Write out all of the entries, matching the original exactly.

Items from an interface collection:
----------
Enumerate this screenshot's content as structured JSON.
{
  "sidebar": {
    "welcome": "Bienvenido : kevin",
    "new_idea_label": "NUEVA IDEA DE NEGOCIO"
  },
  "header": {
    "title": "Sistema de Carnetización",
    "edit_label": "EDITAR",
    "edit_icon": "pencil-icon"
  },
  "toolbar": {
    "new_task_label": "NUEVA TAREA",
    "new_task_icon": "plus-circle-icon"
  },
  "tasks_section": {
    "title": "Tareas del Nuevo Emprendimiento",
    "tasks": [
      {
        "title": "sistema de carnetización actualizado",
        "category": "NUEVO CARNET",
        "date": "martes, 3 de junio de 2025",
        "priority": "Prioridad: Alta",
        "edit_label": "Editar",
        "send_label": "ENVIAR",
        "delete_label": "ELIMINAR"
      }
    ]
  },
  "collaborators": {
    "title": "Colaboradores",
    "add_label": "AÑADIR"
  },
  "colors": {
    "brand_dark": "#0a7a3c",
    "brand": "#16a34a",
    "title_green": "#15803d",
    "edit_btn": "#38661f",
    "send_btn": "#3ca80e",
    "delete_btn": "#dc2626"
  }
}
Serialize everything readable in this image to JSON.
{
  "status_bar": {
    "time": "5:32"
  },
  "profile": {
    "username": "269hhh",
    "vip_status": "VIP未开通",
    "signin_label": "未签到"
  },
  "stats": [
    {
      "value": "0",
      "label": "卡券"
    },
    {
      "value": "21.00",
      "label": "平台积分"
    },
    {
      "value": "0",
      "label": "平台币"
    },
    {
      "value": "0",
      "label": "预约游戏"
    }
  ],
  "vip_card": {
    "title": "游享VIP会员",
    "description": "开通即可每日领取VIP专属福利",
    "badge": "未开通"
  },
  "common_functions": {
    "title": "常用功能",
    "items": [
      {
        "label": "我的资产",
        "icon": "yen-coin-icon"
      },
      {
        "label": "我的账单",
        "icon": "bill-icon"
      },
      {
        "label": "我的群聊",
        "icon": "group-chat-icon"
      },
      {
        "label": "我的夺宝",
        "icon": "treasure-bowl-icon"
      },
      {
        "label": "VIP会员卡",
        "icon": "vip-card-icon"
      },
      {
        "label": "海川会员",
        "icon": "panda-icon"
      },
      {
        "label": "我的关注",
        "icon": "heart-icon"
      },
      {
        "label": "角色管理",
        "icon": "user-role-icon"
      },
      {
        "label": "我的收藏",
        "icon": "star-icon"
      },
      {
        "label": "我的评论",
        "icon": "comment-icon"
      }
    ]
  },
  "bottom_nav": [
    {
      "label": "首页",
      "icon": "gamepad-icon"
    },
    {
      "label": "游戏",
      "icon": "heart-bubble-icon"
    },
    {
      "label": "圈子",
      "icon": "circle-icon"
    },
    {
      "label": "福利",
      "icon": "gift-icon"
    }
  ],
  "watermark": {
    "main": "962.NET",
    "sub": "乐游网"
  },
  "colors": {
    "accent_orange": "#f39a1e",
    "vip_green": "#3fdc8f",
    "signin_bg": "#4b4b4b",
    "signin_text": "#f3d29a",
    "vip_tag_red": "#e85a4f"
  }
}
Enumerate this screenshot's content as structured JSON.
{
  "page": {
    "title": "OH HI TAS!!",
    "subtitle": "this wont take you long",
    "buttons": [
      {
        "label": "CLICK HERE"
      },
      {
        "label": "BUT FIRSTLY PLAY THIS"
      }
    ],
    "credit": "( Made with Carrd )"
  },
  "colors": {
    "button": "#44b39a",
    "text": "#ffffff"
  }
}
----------
> [TASK ANSWER]
Enumerate this screenshot's content as structured JSON.
{
  "sidebar": {
    "welcome": "Bienvenido : kevin",
    "new_idea_label": "NUEVA IDEA DE NEGOCIO"
  },
  "header": {
    "title": "Sistema de Carnetización",
    "edit_label": "EDITAR",
    "edit_icon": "pencil-icon"
  },
  "toolbar": {
    "new_task_label": "NUEVA TAREA",
    "new_task_icon": "plus-circle-icon"
  },
  "tasks_section": {
    "title": "Tareas del Nuevo Emprendimiento",
    "tasks": [
      {
        "title": "sistema de carnetización actualizado",
        "category": "NUEVO CARNET",
        "date": "martes, 3 de junio de 2025",
        "priority": "Prioridad: Alta",
        "edit_label": "Editar",
        "send_label": "ENVIAR",
        "delete_label": "ELIMINAR"
      }
    ]
  },
  "collaborators": {
    "title": "Colaboradores",
    "add_label": "AÑADIR"
  },
  "colors": {
    "brand_dark": "#0a7a3c",
    "brand": "#16a34a",
    "title_green": "#15803d",
    "edit_btn": "#38661f",
    "send_btn": "#3ca80e",
    "delete_btn": "#dc2626"
  }
}
Serialize everything readable in this image to JSON.
{
  "status_bar": {
    "time": "5:32"
  },
  "profile": {
    "username": "269hhh",
    "vip_status": "VIP未开通",
    "signin_label": "未签到"
  },
  "stats": [
    {
      "value": "0",
      "label": "卡券"
    },
    {
      "value": "21.00",
      "label": "平台积分"
    },
    {
      "value": "0",
      "label": "平台币"
    },
    {
      "value": "0",
      "label": "预约游戏"
    }
  ],
  "vip_card": {
    "title": "游享VIP会员",
    "description": "开通即可每日领取VIP专属福利",
    "badge": "未开通"
  },
  "common_functions": {
    "title": "常用功能",
    "items": [
      {
        "label": "我的资产",
        "icon": "yen-coin-icon"
      },
      {
        "label": "我的账单",
        "icon": "bill-icon"
      },
      {
        "label": "我的群聊",
        "icon": "group-chat-icon"
      },
      {
        "label": "我的夺宝",
        "icon": "treasure-bowl-icon"
      },
      {
        "label": "VIP会员卡",
        "icon": "vip-card-icon"
      },
      {
        "label": "海川会员",
        "icon": "panda-icon"
      },
      {
        "label": "我的关注",
        "icon": "heart-icon"
      },
      {
        "label": "角色管理",
        "icon": "user-role-icon"
      },
      {
        "label": "我的收藏",
        "icon": "star-icon"
      },
      {
        "label": "我的评论",
        "icon": "comment-icon"
      }
    ]
  },
  "bottom_nav": [
    {
      "label": "首页",
      "icon": "gamepad-icon"
    },
    {
      "label": "游戏",
      "icon": "heart-bubble-icon"
    },
    {
      "label": "圈子",
      "icon": "circle-icon"
    },
    {
      "label": "福利",
      "icon": "gift-icon"
    }
  ],
  "watermark": {
    "main": "962.NET",
    "sub": "乐游网"
  },
  "colors": {
    "accent_orange": "#f39a1e",
    "vip_green": "#3fdc8f",
    "signin_bg": "#4b4b4b",
    "signin_text": "#f3d29a",
    "vip_tag_red": "#e85a4f"
  }
}
Enumerate this screenshot's content as structured JSON.
{
  "page": {
    "title": "OH HI TAS!!",
    "subtitle": "this wont take you long",
    "buttons": [
      {
        "label": "CLICK HERE"
      },
      {
        "label": "BUT FIRSTLY PLAY THIS"
      }
    ],
    "credit": "( Made with Carrd )"
  },
  "colors": {
    "button": "#44b39a",
    "text": "#ffffff"
  }
}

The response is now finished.